# TASK INSTRUCTIONS
Can you output the records below exactly as they are written?

(PROVIDED ENTRIES)

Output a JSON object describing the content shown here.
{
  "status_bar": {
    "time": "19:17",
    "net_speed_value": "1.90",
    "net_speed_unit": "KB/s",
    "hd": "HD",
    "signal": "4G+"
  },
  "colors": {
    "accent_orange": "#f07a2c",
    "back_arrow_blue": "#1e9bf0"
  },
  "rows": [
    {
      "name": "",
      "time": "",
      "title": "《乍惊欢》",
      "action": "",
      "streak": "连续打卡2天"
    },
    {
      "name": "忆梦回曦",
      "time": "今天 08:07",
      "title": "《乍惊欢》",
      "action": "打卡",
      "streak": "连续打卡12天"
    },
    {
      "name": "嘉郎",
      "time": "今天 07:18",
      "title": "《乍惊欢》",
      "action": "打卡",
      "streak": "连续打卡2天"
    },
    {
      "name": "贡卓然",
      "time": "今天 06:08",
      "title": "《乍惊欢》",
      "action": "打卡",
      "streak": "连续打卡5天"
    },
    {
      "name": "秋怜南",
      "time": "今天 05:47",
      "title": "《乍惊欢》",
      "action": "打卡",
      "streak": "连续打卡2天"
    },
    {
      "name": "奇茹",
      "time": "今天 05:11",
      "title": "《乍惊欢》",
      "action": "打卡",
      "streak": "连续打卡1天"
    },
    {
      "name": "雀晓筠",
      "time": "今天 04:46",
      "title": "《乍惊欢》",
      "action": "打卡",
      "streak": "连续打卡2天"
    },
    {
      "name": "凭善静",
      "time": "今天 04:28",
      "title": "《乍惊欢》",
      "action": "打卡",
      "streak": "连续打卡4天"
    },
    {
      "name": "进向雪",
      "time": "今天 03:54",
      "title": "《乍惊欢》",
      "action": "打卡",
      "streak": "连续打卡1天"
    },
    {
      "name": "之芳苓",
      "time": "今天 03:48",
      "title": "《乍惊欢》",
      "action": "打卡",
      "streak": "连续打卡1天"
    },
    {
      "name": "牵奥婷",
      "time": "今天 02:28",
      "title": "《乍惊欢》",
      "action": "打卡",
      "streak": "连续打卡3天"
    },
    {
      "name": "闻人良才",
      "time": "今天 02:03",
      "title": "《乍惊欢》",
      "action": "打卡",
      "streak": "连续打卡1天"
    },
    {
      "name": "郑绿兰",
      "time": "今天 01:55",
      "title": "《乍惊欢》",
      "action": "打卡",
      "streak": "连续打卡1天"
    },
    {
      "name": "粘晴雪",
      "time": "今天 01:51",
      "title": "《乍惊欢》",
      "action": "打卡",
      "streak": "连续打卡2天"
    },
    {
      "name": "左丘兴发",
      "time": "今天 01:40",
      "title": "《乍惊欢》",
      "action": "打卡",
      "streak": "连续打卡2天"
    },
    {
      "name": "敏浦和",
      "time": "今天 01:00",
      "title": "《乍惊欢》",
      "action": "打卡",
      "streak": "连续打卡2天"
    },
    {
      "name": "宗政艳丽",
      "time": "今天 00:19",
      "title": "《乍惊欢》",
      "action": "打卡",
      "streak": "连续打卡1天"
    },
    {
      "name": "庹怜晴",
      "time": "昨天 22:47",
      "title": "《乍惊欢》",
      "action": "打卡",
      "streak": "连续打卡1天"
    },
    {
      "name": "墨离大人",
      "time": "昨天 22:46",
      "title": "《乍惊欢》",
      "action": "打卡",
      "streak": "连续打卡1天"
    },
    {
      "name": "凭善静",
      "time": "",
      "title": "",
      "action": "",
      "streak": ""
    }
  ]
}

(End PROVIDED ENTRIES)

# RESPONSE TO THIS TASK
Output a JSON object describing the content shown here.
{
  "status_bar": {
    "time": "19:17",
    "net_speed_value": "1.90",
    "net_speed_unit": "KB/s",
    "hd": "HD",
    "signal": "4G+"
  },
  "colors": {
    "accent_orange": "#f07a2c",
    "back_arrow_blue": "#1e9bf0"
  },
  "rows": [
    {
      "name": "",
      "time": "",
      "title": "《乍惊欢》",
      "action": "",
      "streak": "连续打卡2天"
    },
    {
      "name": "忆梦回曦",
      "time": "今天 08:07",
      "title": "《乍惊欢》",
      "action": "打卡",
      "streak": "连续打卡12天"
    },
    {
      "name": "嘉郎",
      "time": "今天 07:18",
      "title": "《乍惊欢》",
      "action": "打卡",
      "streak": "连续打卡2天"
    },
    {
      "name": "贡卓然",
      "time": "今天 06:08",
      "title": "《乍惊欢》",
      "action": "打卡",
      "streak": "连续打卡5天"
    },
    {
      "name": "秋怜南",
      "time": "今天 05:47",
      "title": "《乍惊欢》",
      "action": "打卡",
      "streak": "连续打卡2天"
    },
    {
      "name": "奇茹",
      "time": "今天 05:11",
      "title": "《乍惊欢》",
      "action": "打卡",
      "streak": "连续打卡1天"
    },
    {
      "name": "雀晓筠",
      "time": "今天 04:46",
      "title": "《乍惊欢》",
      "action": "打卡",
      "streak": "连续打卡2天"
    },
    {
      "name": "凭善静",
      "time": "今天 04:28",
      "title": "《乍惊欢》",
      "action": "打卡",
      "streak": "连续打卡4天"
    },
    {
      "name": "进向雪",
      "time": "今天 03:54",
      "title": "《乍惊欢》",
      "action": "打卡",
      "streak": "连续打卡1天"
    },
    {
      "name": "之芳苓",
      "time": "今天 03:48",
      "title": "《乍惊欢》",
      "action": "打卡",
      "streak": "连续打卡1天"
    },
    {
      "name": "牵奥婷",
      "time": "今天 02:28",
      "title": "《乍惊欢》",
      "action": "打卡",
      "streak": "连续打卡3天"
    },
    {
      "name": "闻人良才",
      "time": "今天 02:03",
      "title": "《乍惊欢》",
      "action": "打卡",
      "streak": "连续打卡1天"
    },
    {
      "name": "郑绿兰",
      "time": "今天 01:55",
      "title": "《乍惊欢》",
      "action": "打卡",
      "streak": "连续打卡1天"
    },
    {
      "name": "粘晴雪",
      "time": "今天 01:51",
      "title": "《乍惊欢》",
      "action": "打卡",
      "streak": "连续打卡2天"
    },
    {
      "name": "左丘兴发",
      "time": "今天 01:40",
      "title": "《乍惊欢》",
      "action": "打卡",
      "streak": "连续打卡2天"
    },
    {
      "name": "敏浦和",
      "time": "今天 01:00",
      "title": "《乍惊欢》",
      "action": "打卡",
      "streak": "连续打卡2天"
    },
    {
      "name": "宗政艳丽",
      "time": "今天 00:19",
      "title": "《乍惊欢》",
      "action": "打卡",
      "streak": "连续打卡1天"
    },
    {
      "name": "庹怜晴",
      "time": "昨天 22:47",
      "title": "《乍惊欢》",
      "action": "打卡",
      "streak": "连续打卡1天"
    },
    {
      "name": "墨离大人",
      "time": "昨天 22:46",
      "title": "《乍惊欢》",
      "action": "打卡",
      "streak": "连续打卡1天"
    },
    {
      "name": "凭善静",
      "time": "",
      "title": "",
      "action": "",
      "streak": ""
    }
  ]
}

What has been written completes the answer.